WORK REQUEST =
Please restate exactly the lines of the data below, beginning with the line containing "Serialize everything readable" and ending with the last line.

LISTED RECORDS =
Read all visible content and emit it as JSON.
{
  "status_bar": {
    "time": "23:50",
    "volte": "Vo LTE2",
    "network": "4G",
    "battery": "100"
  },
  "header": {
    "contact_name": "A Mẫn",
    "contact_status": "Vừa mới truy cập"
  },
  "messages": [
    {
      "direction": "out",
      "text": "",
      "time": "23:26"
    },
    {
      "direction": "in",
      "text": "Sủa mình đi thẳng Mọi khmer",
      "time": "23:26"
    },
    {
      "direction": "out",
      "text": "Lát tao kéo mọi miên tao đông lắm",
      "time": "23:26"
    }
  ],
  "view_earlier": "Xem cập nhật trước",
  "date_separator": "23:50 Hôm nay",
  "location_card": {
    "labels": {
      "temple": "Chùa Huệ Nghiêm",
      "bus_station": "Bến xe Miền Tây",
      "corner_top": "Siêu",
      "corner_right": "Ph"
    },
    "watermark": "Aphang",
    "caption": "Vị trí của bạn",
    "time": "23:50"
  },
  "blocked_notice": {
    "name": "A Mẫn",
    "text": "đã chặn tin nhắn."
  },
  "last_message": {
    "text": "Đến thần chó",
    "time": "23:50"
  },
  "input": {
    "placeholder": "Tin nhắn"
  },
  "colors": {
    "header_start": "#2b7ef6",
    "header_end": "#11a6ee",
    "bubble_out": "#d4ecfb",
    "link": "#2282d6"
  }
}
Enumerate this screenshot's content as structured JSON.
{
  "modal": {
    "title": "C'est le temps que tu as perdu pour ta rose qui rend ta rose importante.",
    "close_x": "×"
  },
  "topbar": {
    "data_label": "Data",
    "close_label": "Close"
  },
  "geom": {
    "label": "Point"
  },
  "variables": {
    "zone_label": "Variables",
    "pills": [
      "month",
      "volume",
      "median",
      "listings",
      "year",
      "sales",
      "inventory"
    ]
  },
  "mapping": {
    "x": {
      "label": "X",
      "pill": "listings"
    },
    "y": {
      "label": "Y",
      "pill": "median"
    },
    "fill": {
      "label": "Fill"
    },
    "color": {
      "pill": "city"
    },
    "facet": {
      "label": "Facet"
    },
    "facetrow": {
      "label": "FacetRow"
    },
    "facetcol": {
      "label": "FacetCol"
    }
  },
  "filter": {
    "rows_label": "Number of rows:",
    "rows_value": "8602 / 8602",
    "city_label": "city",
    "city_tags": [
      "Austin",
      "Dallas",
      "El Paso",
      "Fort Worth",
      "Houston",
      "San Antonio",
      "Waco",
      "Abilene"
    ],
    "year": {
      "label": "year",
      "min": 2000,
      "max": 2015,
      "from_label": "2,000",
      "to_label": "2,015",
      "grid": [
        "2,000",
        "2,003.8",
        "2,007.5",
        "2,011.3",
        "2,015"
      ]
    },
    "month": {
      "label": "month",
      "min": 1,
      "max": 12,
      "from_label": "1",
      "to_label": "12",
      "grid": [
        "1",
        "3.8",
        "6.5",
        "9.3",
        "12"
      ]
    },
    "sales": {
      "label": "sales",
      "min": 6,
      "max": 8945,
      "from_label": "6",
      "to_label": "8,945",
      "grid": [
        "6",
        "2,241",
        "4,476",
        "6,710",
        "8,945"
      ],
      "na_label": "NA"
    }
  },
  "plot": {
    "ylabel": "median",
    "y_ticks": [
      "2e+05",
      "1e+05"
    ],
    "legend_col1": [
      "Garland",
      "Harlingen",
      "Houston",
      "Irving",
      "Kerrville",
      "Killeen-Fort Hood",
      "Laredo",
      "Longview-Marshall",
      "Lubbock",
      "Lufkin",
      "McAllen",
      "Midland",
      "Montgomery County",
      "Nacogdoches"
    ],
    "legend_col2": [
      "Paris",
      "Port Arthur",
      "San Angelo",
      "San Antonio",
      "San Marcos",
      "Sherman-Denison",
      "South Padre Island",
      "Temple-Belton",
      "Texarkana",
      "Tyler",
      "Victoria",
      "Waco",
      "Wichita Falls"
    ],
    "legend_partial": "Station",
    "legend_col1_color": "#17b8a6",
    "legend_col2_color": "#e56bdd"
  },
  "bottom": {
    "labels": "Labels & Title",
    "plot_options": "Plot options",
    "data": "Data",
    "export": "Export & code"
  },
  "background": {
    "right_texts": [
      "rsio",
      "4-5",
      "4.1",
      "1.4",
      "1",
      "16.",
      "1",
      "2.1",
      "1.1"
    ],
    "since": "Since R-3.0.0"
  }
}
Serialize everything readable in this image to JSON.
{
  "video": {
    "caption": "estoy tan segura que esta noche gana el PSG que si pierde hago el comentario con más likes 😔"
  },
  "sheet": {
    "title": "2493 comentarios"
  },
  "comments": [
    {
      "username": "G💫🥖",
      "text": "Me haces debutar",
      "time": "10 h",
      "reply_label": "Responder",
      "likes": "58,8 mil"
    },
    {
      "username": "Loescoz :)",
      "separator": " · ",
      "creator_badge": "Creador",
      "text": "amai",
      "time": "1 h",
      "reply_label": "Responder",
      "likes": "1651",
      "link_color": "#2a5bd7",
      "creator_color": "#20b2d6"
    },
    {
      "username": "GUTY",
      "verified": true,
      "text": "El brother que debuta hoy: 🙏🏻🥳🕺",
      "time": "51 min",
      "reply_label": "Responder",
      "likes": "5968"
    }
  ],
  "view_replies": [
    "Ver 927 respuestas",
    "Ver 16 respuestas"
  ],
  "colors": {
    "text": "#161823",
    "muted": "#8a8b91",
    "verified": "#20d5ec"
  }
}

RESPONSE BELOW =
Serialize everything readable in this image to JSON.
{
  "video": {
    "caption": "estoy tan segura que esta noche gana el PSG que si pierde hago el comentario con más likes 😔"
  },
  "sheet": {
    "title": "2493 comentarios"
  },
  "comments": [
    {
      "username": "G💫🥖",
      "text": "Me haces debutar",
      "time": "10 h",
      "reply_label": "Responder",
      "likes": "58,8 mil"
    },
    {
      "username": "Loescoz :)",
      "separator": " · ",
      "creator_badge": "Creador",
      "text": "amai",
      "time": "1 h",
      "reply_label": "Responder",
      "likes": "1651",
      "link_color": "#2a5bd7",
      "creator_color": "#20b2d6"
    },
    {
      "username": "GUTY",
      "verified": true,
      "text": "El brother que debuta hoy: 🙏🏻🥳🕺",
      "time": "51 min",
      "reply_label": "Responder",
      "likes": "5968"
    }
  ],
  "view_replies": [
    "Ver 927 respuestas",
    "Ver 16 respuestas"
  ],
  "colors": {
    "text": "#161823",
    "muted": "#8a8b91",
    "verified": "#20d5ec"
  }
}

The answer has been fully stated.